Dr. Carol Dweck, Stanford University Psychology professor, digs into the relationship between ability and achievement in her book, Mindset.  Dweck has discovered in more than twenty years of research that “the view you adopt for yourself profoundly affects the way you lead your life…”  Dweck’s work highlights two mindsets, the fixed and the growth, which, while not absolute, tend to dominate our mental approach, effecting how we respond to adversity.

The fixed mindset is characterized by “believing your qualities are carved in stone, and creates an urgency to prove yourself over and over.”  In the world of fixed traits, “success is about proving you’re smart or more talented.” And if you’re not good at something, it is because you don’t have that particular talent.

The growth mindset is characterized by “the passion for stretching yourself and sticking to it, even (or especially) when it’s not going well.”  Legendary basketball coach John Wooden put it this way: “You have to apply yourself each day to becoming a little better.  By applying yourself to the task of becoming a little better each and every day over a period of time, you will become a lot better.”  Dweck’s book highlights many examples of the growth mindset at work…  She points out that “when NASA solicited applications for astronauts, they rejected people with pure histories of success and instead selected people who had significant failures and had bounced back from them.”
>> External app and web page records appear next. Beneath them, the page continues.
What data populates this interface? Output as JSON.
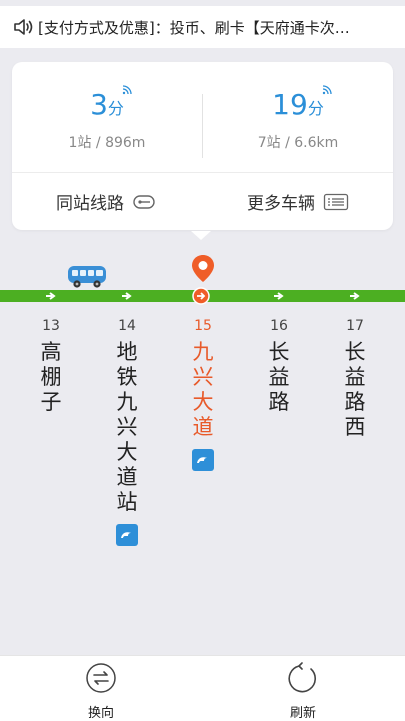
{
  "notice": {
    "icon": "speaker-icon",
    "text": "[支付方式及优惠]：投币、刷卡【天府通卡次…"
  },
  "arrivals": [
    {
      "minutes": "3",
      "unit": "分",
      "detail": "1站 / 896m"
    },
    {
      "minutes": "19",
      "unit": "分",
      "detail": "7站 / 6.6km"
    }
  ],
  "card_buttons": {
    "same_station_label": "同站线路",
    "more_vehicles_label": "更多车辆"
  },
  "stations": [
    {
      "num": "13",
      "name": "高\n棚\n子",
      "metro": false
    },
    {
      "num": "14",
      "name": "地\n铁\n九\n兴\n大\n道\n站",
      "metro": true
    },
    {
      "num": "15",
      "name": "九\n兴\n大\n道",
      "metro": true,
      "current": true
    },
    {
      "num": "16",
      "name": "长\n益\n路",
      "metro": false
    },
    {
      "num": "17",
      "name": "长\n益\n路\n西",
      "metro": false
    }
  ],
  "bottom": {
    "switch_label": "换向",
    "refresh_label": "刷新"
  },
  "colors": {
    "accent_blue": "#2b8fd8",
    "route_green": "#4caf22",
    "current_orange": "#e85a2a"
  }
}
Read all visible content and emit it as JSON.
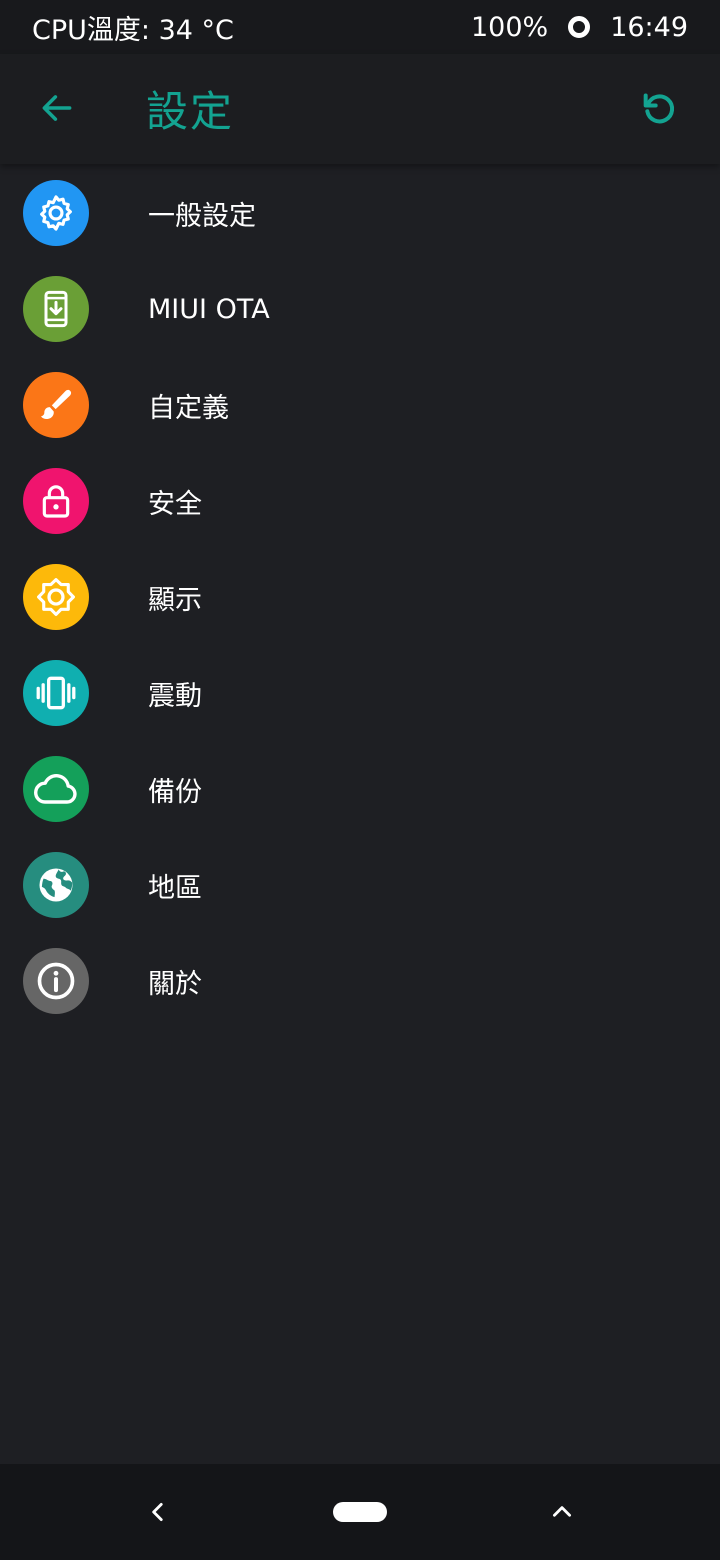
{
  "status_bar": {
    "cpu_temp": "CPU溫度: 34 °C",
    "battery": "100%",
    "time": "16:49"
  },
  "app_bar": {
    "title": "設定",
    "accent_color": "#13a391"
  },
  "menu": {
    "items": [
      {
        "label": "一般設定",
        "icon": "gear-icon",
        "color": "#2196f3"
      },
      {
        "label": "MIUI OTA",
        "icon": "phone-download-icon",
        "color": "#6a9f36"
      },
      {
        "label": "自定義",
        "icon": "paintbrush-icon",
        "color": "#fb7617"
      },
      {
        "label": "安全",
        "icon": "lock-icon",
        "color": "#f0146e"
      },
      {
        "label": "顯示",
        "icon": "brightness-icon",
        "color": "#fdb90a"
      },
      {
        "label": "震動",
        "icon": "vibration-icon",
        "color": "#10afb0"
      },
      {
        "label": "備份",
        "icon": "cloud-icon",
        "color": "#14a05a"
      },
      {
        "label": "地區",
        "icon": "globe-icon",
        "color": "#268d7f"
      },
      {
        "label": "關於",
        "icon": "info-icon",
        "color": "#666666"
      }
    ]
  },
  "navigation": {
    "back_icon": "chevron-left-icon",
    "home_icon": "home-pill-icon",
    "recents_icon": "chevron-up-icon"
  }
}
So how did the Wolverines respond?  With determination, focus, and teamwork; the picture above highlights the final point in Walker’s victory.  How do you respond to adversity? It is one of life’s most important questions.  If we respond to adversity with a growth mindset, as Dweck concludes, “effort will ignite ability and turn it into accomplishment.”  A wise man once wrote that adversity produces perseverance; perseverance gives rise to character; and character conceives hope.  As educators and parents committed to giving Walker students the self-confidence they need to find success in school and beyond, we should welcome moments that generate perseverance, character and hope in our students and children.

The Spirit of ‘Wanting to Know’

I ate lunch with a group of first graders last week. As I sat down with my tray of food, a small group was deeply engaged in conversation about a recent experiment in science class. These children were talking excitedly about volcanoes. When I started asking simple questions, I soon learned that I needed to increase the sophistication of my questioning technique.

First graders at Walker spent the month of September learning about volcanoes — the prompt for this unit of study was the anniversary of the eruption of Mt. Vesuvius (August 24th in 79A.D.) Children’s innate interest in physical science (and things that explode!) is fascinating and an incredible example of how students experience lessons and units that connect to their passions and keep them engaged and learning for days and weeks to come. In this case, it was mid-October and these students were still talking about a science lab that was completed in September!

As I ate my lunch and listened to these students, I was reminded that there is so much we adults can learn from children. At the lunch table, I became the student and the first graders were my teachers. They told stories, shared statistics, and explained everything I needed to know about their science experiment and their new learning related to this scientific phenomenon.

A recent New York Times article, Scientific Inquiry Among the Preschool Set, offers a glimpse into the power of free exploration and guided inquiry in the classroom:

When engaged in what looks like child’s play, preschoolers are actually behaving like scientists, according to a new report in the journal Science: forming hypotheses, running experiments, calculating probabilities and deciphering causal relationships about the world.

In the Lower School, science teachers Suzanne Waddington and Denise Mullins capitalize on children’s passions and willingness to take risks with an array of learning activities. These activities often look like child’s play — like the creation and eruption Mt. Vesuvius depicted in the video below — but such play allows children to explore and test multiple hypotheses and travel down varying roads of investigation.

This short video offers a brief glimpse into the first grade unit of study on volcanoes. It also demonstrates the many ways in which our Walker School teachers cultivate students’ spirit of wanting to know in every setting…which is our promise to the families we serve.